Install via:

library(tidyverse) # always a good idea to do this too

Using puntr with NFL data

Completed seasons

For speed, we’ve already scraped (using nflfastR) and saved punting data for the 1999-2020 seasons. The easiest thing to do is download the puntr-data repo here, and then point puntr::import_punts() to your local copy of the data. You can also download the data directly each time; this takes around 15 minutes.
Import, clean, and calculate as follows:

#punts_raw <- import_punts(1999:2020, local=TRUE, path=your_local_path) # recommended
punts_raw <- import_punts(2018:2020) # This takes ~15 minutes
punts_cleaned <- trust_the_process(punts_raw) # clean
punts <- calculate_all(punts_cleaned) # calculate custom Puntalytics metrics 
## Calculated RERUN: 0.455 sec elapsed
## Calculated SHARP: 4.643 sec elapsed
## Calculated pEPA: 1.137 sec elapsed

You now have a dataframe punts where each row is a punt, and each column is a stat relevant to punting (including our custom metrics).

Note about minimum dataframe size

puntr calculates stats using 3-year rolling averages, to avoid any artifacts of anomalous seasons. For this reason, puntr::calculate_all() requires a dataframe containing at least 3 seasons and 1000 punts. Note in the above example that three seasons are used. Note in the below example that three seasons are used for the calculation, after which all but the most recent seasons are filtered out.

In-progress seasons

The kind folks at nflfastR have set up a convenient SQL-y way to scrape data for in-progress seasons. Rather than redo all of that work, we’ll just share here the code we use for this purpose:


connection <- dbConnect(SQLite(), "./pbp_db")
pbp <- tbl(connection, "nflfastR_pbp")

punts <- pbp %>% filter(punt_attempt==1) %>%
  filter(season %in% 2019:2021)
  collect() %>%
  trust_the_process() %>%
  calculate_all() %>%
  filter(season == 2021)


Comparing punters

Note: New in puntr 1.3, the functions

are now deprecated, in favor of

To compare punters, use

punters <- by_punters(punts)

to get a dataframe where each row is a punter, and each column is an average stat for that punter.

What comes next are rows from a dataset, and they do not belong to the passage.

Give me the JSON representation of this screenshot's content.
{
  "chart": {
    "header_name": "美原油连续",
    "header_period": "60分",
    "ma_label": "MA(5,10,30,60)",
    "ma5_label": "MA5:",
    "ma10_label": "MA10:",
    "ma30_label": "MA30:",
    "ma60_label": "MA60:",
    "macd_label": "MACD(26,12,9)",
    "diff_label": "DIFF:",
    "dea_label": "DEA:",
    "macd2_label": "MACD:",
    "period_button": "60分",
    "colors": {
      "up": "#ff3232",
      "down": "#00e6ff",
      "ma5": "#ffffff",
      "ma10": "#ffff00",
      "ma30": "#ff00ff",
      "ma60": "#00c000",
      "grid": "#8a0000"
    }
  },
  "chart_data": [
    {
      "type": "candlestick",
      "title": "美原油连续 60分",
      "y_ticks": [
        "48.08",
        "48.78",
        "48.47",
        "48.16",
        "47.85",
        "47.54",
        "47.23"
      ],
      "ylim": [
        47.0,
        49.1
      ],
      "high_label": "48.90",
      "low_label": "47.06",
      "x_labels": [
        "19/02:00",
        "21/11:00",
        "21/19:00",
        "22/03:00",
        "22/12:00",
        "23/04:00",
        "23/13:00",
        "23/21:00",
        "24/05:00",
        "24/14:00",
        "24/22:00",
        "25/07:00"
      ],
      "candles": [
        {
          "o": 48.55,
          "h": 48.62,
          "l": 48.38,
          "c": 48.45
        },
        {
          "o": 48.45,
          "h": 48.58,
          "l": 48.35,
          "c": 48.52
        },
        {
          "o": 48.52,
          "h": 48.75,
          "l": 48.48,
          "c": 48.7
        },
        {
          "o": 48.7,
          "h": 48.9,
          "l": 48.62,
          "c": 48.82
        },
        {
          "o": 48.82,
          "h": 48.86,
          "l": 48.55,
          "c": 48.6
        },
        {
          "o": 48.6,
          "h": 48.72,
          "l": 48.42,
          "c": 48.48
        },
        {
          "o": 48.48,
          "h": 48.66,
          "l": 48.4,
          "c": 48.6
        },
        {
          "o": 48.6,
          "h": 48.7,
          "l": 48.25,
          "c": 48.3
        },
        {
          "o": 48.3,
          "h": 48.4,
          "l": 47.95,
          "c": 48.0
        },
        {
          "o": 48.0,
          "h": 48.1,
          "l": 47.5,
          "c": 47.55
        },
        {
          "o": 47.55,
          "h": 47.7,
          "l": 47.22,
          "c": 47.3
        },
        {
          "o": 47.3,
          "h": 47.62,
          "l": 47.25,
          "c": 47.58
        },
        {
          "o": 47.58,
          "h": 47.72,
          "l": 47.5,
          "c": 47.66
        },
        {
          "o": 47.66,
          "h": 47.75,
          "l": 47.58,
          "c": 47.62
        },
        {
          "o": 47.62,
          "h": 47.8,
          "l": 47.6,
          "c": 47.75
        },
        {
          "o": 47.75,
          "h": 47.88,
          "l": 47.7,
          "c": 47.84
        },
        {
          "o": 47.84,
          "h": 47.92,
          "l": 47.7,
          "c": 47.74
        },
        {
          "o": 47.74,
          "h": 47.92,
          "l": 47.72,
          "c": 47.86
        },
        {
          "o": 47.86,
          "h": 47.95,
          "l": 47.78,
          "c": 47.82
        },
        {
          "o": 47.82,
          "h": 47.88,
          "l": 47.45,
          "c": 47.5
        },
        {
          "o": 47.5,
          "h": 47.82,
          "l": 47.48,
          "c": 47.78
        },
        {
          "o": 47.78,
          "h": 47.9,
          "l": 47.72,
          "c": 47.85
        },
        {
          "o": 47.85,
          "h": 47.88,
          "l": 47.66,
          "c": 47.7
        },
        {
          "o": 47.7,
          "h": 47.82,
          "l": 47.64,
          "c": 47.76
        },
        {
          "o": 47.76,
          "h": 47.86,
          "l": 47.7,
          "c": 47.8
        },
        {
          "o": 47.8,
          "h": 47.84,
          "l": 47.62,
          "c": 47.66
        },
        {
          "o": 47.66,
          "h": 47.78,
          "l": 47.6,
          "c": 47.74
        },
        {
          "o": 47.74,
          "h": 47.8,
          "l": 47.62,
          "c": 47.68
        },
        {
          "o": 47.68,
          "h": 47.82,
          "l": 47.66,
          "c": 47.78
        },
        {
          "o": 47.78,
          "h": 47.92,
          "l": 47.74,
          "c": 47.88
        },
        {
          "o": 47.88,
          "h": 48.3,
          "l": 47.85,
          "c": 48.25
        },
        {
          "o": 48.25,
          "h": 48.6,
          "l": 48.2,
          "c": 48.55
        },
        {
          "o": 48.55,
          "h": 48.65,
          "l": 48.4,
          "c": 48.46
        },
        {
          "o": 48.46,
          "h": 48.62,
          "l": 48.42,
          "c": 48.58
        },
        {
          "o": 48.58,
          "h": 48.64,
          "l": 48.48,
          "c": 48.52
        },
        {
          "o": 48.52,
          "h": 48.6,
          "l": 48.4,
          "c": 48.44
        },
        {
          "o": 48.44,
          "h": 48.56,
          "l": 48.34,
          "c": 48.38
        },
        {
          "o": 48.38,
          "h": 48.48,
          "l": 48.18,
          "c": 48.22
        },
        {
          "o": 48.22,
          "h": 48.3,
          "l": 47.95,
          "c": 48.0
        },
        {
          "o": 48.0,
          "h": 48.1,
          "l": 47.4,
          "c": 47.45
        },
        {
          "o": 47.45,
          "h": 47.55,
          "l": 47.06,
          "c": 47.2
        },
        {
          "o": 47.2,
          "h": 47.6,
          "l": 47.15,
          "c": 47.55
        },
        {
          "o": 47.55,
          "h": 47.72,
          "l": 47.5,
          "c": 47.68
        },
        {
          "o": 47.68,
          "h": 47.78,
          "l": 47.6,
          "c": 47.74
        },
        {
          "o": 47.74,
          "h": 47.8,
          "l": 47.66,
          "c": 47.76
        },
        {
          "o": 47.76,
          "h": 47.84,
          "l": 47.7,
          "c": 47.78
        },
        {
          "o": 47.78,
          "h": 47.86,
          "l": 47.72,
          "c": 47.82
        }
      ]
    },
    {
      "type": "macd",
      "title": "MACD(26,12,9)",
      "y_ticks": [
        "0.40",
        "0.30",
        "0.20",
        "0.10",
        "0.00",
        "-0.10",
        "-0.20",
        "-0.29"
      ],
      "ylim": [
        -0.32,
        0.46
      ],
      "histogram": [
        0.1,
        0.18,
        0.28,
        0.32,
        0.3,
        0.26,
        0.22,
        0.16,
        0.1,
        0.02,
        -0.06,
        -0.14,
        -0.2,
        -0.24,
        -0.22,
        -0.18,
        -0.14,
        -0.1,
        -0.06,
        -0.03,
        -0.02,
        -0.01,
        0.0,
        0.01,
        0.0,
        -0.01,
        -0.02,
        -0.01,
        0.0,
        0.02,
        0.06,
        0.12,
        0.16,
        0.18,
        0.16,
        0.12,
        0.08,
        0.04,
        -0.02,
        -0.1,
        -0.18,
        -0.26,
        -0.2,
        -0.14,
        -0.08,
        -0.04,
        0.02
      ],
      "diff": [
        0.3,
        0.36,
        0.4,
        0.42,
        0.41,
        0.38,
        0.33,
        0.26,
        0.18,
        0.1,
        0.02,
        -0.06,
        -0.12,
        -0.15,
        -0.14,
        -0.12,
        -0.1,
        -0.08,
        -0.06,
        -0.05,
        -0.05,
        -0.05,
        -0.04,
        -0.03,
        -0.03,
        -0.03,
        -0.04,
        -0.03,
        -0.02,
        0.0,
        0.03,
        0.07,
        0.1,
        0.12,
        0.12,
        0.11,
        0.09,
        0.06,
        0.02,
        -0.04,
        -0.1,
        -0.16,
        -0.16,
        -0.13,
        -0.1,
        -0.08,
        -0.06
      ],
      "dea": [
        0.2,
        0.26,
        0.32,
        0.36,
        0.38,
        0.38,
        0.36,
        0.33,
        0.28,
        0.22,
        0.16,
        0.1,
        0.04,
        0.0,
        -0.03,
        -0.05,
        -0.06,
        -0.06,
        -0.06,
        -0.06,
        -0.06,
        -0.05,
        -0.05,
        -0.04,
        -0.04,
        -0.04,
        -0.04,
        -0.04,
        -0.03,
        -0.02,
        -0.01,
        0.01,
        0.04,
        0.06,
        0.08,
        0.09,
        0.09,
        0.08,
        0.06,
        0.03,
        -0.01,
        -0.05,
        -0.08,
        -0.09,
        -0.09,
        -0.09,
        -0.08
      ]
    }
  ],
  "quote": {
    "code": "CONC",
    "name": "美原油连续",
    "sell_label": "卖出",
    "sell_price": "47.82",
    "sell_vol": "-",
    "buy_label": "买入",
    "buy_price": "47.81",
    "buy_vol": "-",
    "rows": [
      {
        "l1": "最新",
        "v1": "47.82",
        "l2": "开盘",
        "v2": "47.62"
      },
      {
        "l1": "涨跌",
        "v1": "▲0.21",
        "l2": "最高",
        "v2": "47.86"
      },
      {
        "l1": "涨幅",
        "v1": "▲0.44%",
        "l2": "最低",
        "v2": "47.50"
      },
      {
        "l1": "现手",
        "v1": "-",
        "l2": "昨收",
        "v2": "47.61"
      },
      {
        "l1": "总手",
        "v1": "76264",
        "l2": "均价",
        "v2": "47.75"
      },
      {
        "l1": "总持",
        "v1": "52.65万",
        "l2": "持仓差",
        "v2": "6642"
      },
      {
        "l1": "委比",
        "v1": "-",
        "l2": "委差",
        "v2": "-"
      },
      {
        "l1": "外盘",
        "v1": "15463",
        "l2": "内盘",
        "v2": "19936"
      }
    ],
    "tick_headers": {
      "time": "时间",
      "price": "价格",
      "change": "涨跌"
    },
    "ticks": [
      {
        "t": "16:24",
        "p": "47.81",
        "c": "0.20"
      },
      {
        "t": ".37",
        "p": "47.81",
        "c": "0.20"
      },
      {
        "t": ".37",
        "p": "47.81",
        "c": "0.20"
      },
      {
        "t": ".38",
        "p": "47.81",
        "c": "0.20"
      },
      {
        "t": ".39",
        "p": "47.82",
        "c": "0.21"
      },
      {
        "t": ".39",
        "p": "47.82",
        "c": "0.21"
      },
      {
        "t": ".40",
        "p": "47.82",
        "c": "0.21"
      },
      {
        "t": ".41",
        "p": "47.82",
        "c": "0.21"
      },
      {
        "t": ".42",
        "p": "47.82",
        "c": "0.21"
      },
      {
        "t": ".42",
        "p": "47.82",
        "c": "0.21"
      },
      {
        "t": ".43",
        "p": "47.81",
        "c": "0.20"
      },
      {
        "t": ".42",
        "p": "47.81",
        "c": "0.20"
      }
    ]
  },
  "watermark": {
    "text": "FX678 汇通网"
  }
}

The most common standard and Punt Runts stats are included by default, but you can add whatever you like by passing additional arguments to dplyr::summarize(). For example:

punters_custom <- by_punters(punts, longest_punt = max(GrossYards))

Let’s take a look at some of the columns in this data frame:

punters %>% 
  arrange(desc(pEPA)) %>% 
  select(punter_player_name, Gross, Net, pEPA) %>%

To compare punter seasons, instead use

punter_seasons <- by_punter_seasons(punts)
which gives every unique punter season a row.

And finally, to compare punter games, use

punter_games <- by_punter_games(punts)

which gives every unique punter game a row.

Note: If a career, season, or game you’re looking for is missing from your dataframe, try changing the threshold = parameter to require fewer punts.

These dataframes - punts, punters, punter_seasons and punter_games - should serve as a good starting point for any custom analysis you’d like to do, be that using built-in puntr metrics, or your own.

Using puntr with college data

NOTE: puntr was successfully migrated from cfbscrapR to cfbfastR in version 1.2.2 NOTE: The by_ family of summary functions have not yet been tested for cfbfastR data, but might work.

puntr can also handle punting data for college football, piggybacking off of the scraping abilities of the cfbfastR package. You need at least 3 seasons worth of data to run calculate_all(). Import and clean as follows:

college_punts <- import_college_punts(2019:2021) %>% # import (calls cfbfastR behind the scenes)
 college_to_pro() %>% # rename columns to those used by nflfastR
 calculate_all() # calculate as with NFL data

Now we can use the same create_miniY as above to compare college punter seasons (create_mini and create_miniG would also work here, of course.)

miniY_college <- create_miniY(college_punts)